“There’s a great deal of data accessible on how COVID-19 is influencing New York City, Seattle, and San Francisco, yet we have almost no understanding of what’s happening in rustic regions,” she said.
“[This study] is intended to be helpful to enormous urban communities, fair size towns, and country regions, with the goal that we’re better positioned to convey healthcare resources where they’re needed and give policymakers an away from of the impact as they plan the recovery.”
Advantages Of Crowdsourced Studies
Crowdsourced studies aren’t great — they depend on individuals from the public to totally understand every inquiry, explore potential specialized challenges, and react honestly. They also have restricted ways for researchers to check the information.

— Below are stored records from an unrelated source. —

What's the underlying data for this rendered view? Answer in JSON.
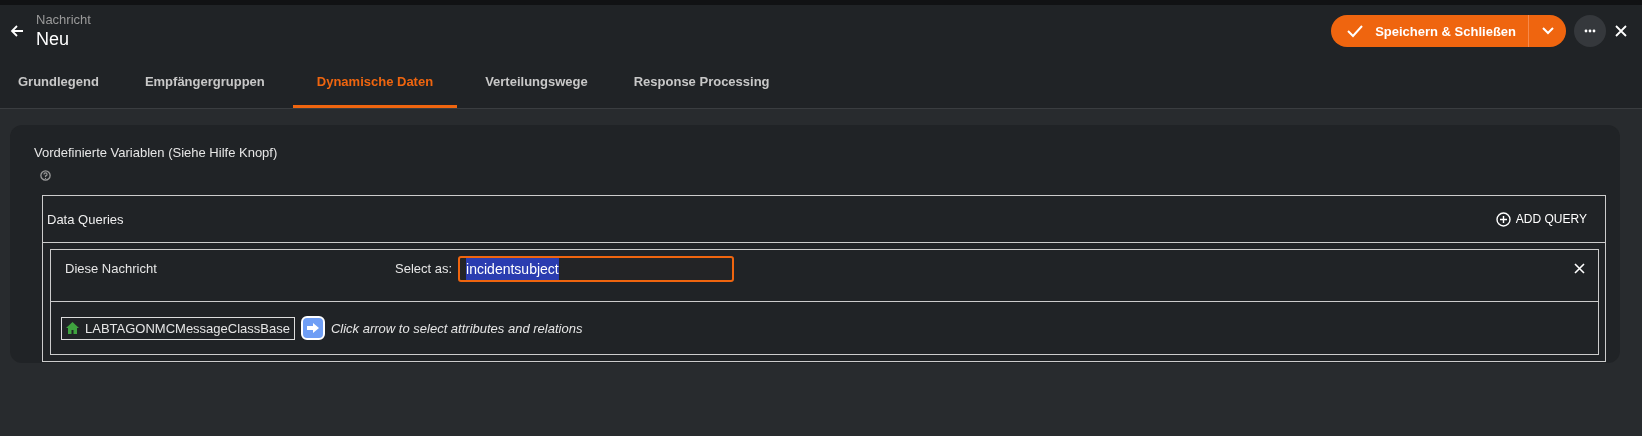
{
  "header": {
    "subtitle": "Nachricht",
    "title": "Neu"
  },
  "actions": {
    "save_label": "Speichern & Schließen"
  },
  "tabs": [
    {
      "label": "Grundlegend",
      "selected": false
    },
    {
      "label": "Empfängergruppen",
      "selected": false
    },
    {
      "label": "Dynamische Daten",
      "selected": true
    },
    {
      "label": "Verteilungswege",
      "selected": false
    },
    {
      "label": "Response Processing",
      "selected": false
    }
  ],
  "section": {
    "label": "Vordefinierte Variablen (Siehe Hilfe Knopf)"
  },
  "queries": {
    "title": "Data Queries",
    "add_label": "ADD QUERY",
    "items": [
      {
        "name": "Diese Nachricht",
        "select_label": "Select as:",
        "value": "incidentsubject",
        "root": "LABTAGONMCMessageClassBase",
        "hint": "Click arrow to select attributes and relations"
      }
    ]
  }
}
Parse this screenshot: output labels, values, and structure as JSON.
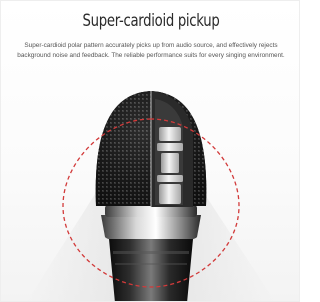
{
  "heading": {
    "title": "Super-cardioid pickup",
    "description": "Super-cardioid polar pattern accurately picks up from audio source, and effectively rejects background noise and feedback. The reliable performance suits for every singing environment."
  },
  "image": {
    "subject": "microphone-head-cutaway",
    "pickup_outline_color": "#d23a3a"
  }
}
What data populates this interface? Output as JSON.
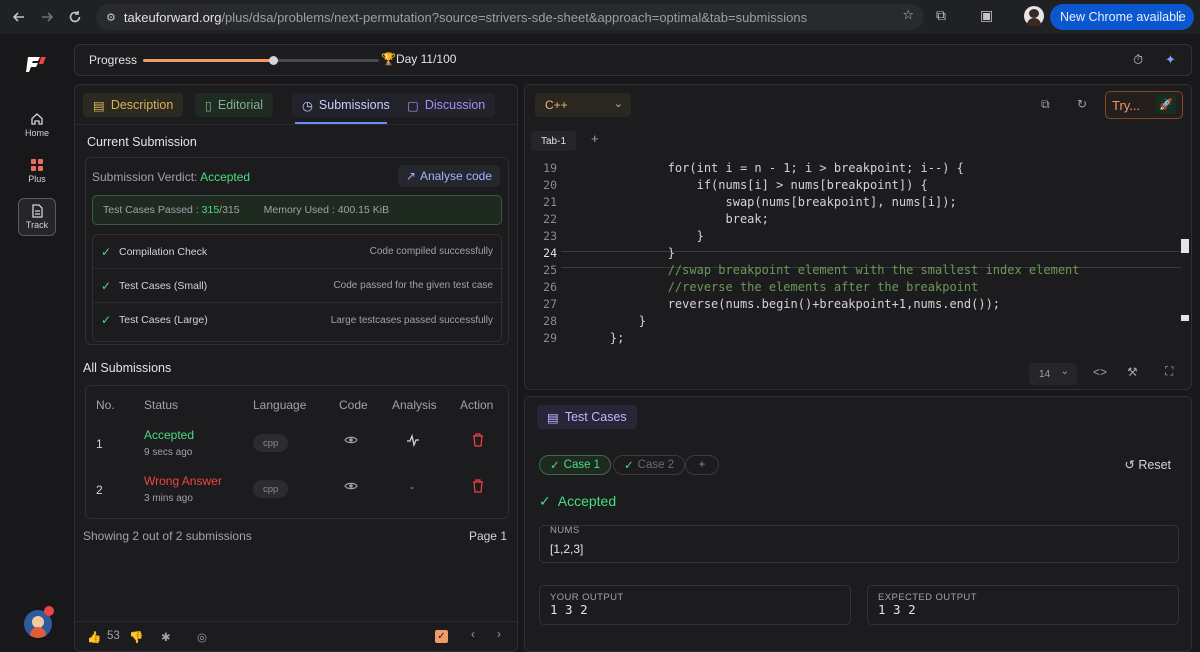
{
  "browser": {
    "url_host": "takeuforward.org",
    "url_path": "/plus/dsa/problems/next-permutation?source=strivers-sde-sheet&approach=optimal&tab=submissions",
    "update_label": "New Chrome available"
  },
  "rail": {
    "items": [
      {
        "label": "Home",
        "icon": "home-icon"
      },
      {
        "label": "Plus",
        "icon": "plus-grid-icon"
      },
      {
        "label": "Track",
        "icon": "track-doc-icon"
      }
    ]
  },
  "progress": {
    "label": "Progress",
    "day_label": "Day 11/100",
    "fraction": 0.55
  },
  "tabs": {
    "description": "Description",
    "editorial": "Editorial",
    "submissions": "Submissions",
    "discussion": "Discussion"
  },
  "current_submission": {
    "title": "Current Submission",
    "verdict_label": "Submission Verdict:",
    "verdict_value": "Accepted",
    "analyse_label": "Analyse code",
    "test_cases_label": "Test Cases Passed :",
    "test_cases_passed": "315",
    "test_cases_total": "/315",
    "memory_label": "Memory Used :",
    "memory_value": "400.15 KiB",
    "checks": [
      {
        "label": "Compilation Check",
        "desc": "Code compiled successfully"
      },
      {
        "label": "Test Cases (Small)",
        "desc": "Code passed for the given test case"
      },
      {
        "label": "Test Cases (Large)",
        "desc": "Large testcases passed successfully"
      }
    ]
  },
  "all_submissions": {
    "title": "All Submissions",
    "columns": [
      "No.",
      "Status",
      "Language",
      "Code",
      "Analysis",
      "Action"
    ],
    "rows": [
      {
        "no": "1",
        "status": "Accepted",
        "time": "9 secs ago",
        "language": "cpp",
        "analysis": ""
      },
      {
        "no": "2",
        "status": "Wrong Answer",
        "time": "3 mins ago",
        "language": "cpp",
        "analysis": "-"
      }
    ],
    "showing": "Showing 2 out of 2 submissions",
    "page": "Page 1"
  },
  "footer": {
    "likes": "53"
  },
  "editor": {
    "language": "C++",
    "try_label": "Try...",
    "tab_label": "Tab-1",
    "font_size": "14",
    "current_line": 24,
    "lines": [
      {
        "n": "19",
        "code": "            for(int i = n - 1; i > breakpoint; i--) {"
      },
      {
        "n": "20",
        "code": "                if(nums[i] > nums[breakpoint]) {"
      },
      {
        "n": "21",
        "code": "                    swap(nums[breakpoint], nums[i]);"
      },
      {
        "n": "22",
        "code": "                    break;"
      },
      {
        "n": "23",
        "code": "                }"
      },
      {
        "n": "24",
        "code": "            }"
      },
      {
        "n": "25",
        "code": "            //swap breakpoint element with the smallest index element"
      },
      {
        "n": "26",
        "code": "            //reverse the elements after the breakpoint"
      },
      {
        "n": "27",
        "code": "            reverse(nums.begin()+breakpoint+1,nums.end());"
      },
      {
        "n": "28",
        "code": "        }"
      },
      {
        "n": "29",
        "code": "    };"
      }
    ]
  },
  "test_cases": {
    "header": "Test Cases",
    "cases": [
      "Case 1",
      "Case 2"
    ],
    "reset_label": "Reset",
    "verdict": "Accepted",
    "input_label": "NUMS",
    "input_value": "[1,2,3]",
    "your_output_label": "YOUR OUTPUT",
    "your_output": "1 3 2",
    "expected_output_label": "EXPECTED OUTPUT",
    "expected_output": "1 3 2"
  },
  "colors": {
    "accent_orange": "#f09a6a",
    "success": "#4ade80",
    "error": "#ef4444",
    "link_blue": "#6b8afd"
  }
}
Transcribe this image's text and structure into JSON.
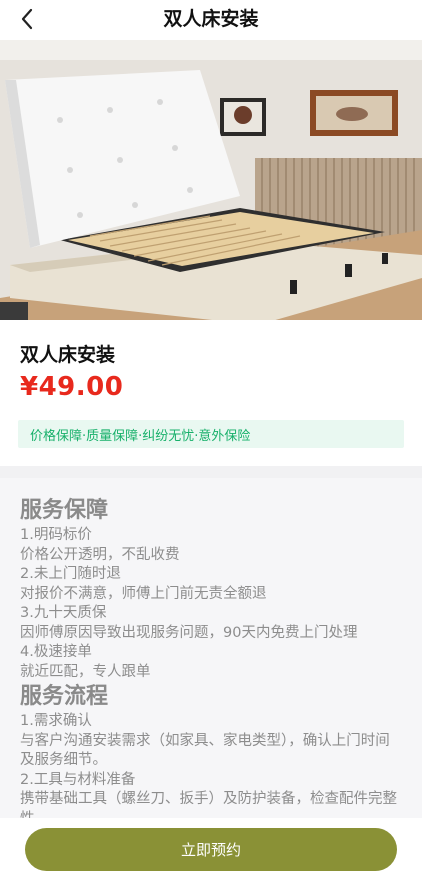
{
  "header": {
    "title": "双人床安装",
    "back_icon": "chevron-left-icon"
  },
  "hero": {
    "image_desc": "bed-frame-photo"
  },
  "product": {
    "name": "双人床安装",
    "price": "¥49.00",
    "guarantee": "价格保障·质量保障·纠纷无忧·意外保险"
  },
  "details": {
    "section1_title": "服务保障",
    "s1_l1": "1.明码标价",
    "s1_l2": "价格公开透明，不乱收费",
    "s1_l3": "2.未上门随时退",
    "s1_l4": "对报价不满意，师傅上门前无责全额退",
    "s1_l5": "3.九十天质保",
    "s1_l6": "因师傅原因导致出现服务问题，90天内免费上门处理",
    "s1_l7": "4.极速接单",
    "s1_l8": "就近匹配，专人跟单",
    "section2_title": "服务流程",
    "s2_l1": "1.需求确认",
    "s2_l2": "与客户沟通安装需求（如家具、家电类型），确认上门时间及服务细节。",
    "s2_l3": "2.工具与材料准备",
    "s2_l4": "携带基础工具（螺丝刀、扳手）及防护装备，检查配件完整性。"
  },
  "footer": {
    "book_label": "立即预约"
  },
  "colors": {
    "price": "#e8291d",
    "guarantee_text": "#17b06a",
    "guarantee_bg": "#e9f8f1",
    "button": "#8a9136"
  }
}
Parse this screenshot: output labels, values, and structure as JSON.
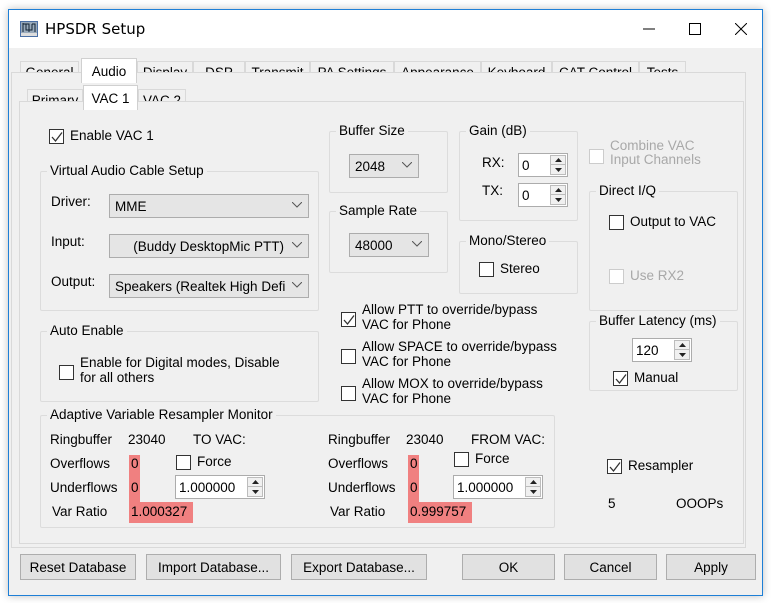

However, when reactions hit a minimum amount, comparable studies (like the COVID-19 Symptom Tracker) have just shown to have a certifiable effect. The United Kingdom’s rendition of the application based review, which has just drawn more than 2 million members around the world, helped recognize that lost taste or smell could be prescient of a COVID-19 analysis.
“We’re not asking members to know without a doubt whether they have COVID or not,” clarified Dr. Andrew Chan, educator of medication at Harvard Medical School and lead researcher for the COVID-19 Symptom Tracker.
“There’s a ton of inconstancy in how people get sick, and taking a gander at information on the all out number of people who are conveying the virus with moderately negligible symptoms will be important to controlling the spread of the virus, reviving states, and diminishing separation measures.”
Studies like these aren’t just good for public health, however. They can also help members feel less helpless during a time of vulnerability, said Jonathan S. Comer, PhD, teacher of brain research and psychiatry at Florida International University’s Center for Children and Families, who has considered the psychosocial impacts of debacles, like 9/11 and the Boston Marathon besieging, on youngsters and families.
“They’re not first responders or cops or healthcare experts, yet families know it’s a one of a kind time of need for our nation and they need to discover ways they can serve,” said Comer, who is helping lead a study on the impact of the coronavirus on families.
“Sharing your own understanding and helping researchers understand how families are adjusting is a proactive, positive approach to make a commitment from the solace of your own home,” he included.
Picking The Correct Study For You – Need To Help COVID-19 Researchers? You Don’t Have To Leave Your Living Room 2020
The Rice University reviews and others mentioned in this article are just a couple of many pandemic-related studies looking for members at the present time. You can also take an interest in crowdsourced studies from the University of Utah, LunaDNA and Disease InfoSearch, and xCures, among different organizations and research gatherings.
With so many chances to take an interest in research, how would you pick which studies and studies bode well for you?
Miranda suggests thinking about three key factors: Who’s running the study, regardless of whether you feel certain that those researchers will regard your information and keep it private, and whether the study can possibly have any kind of effect in manners you care about.
And keeping in mind that it may appear to be a small demonstration, assuming the job of resident researcher through crowdsourced studies can be an enabling encounter during a time when many people feel defenseless.
“These circumstances draw out a craving to be a piece of the arrangement, to help fight this virus that is impacting all of our lives so significantly,” said Miranda.
“Selecting the COVID-19 Registry is one approach to be a piece of the arrangement and advance the knowledge wilderness to guarantee we have better care, better organization of resources, and better recovery programs once the virus passes. It’s significant to join these endeavors.”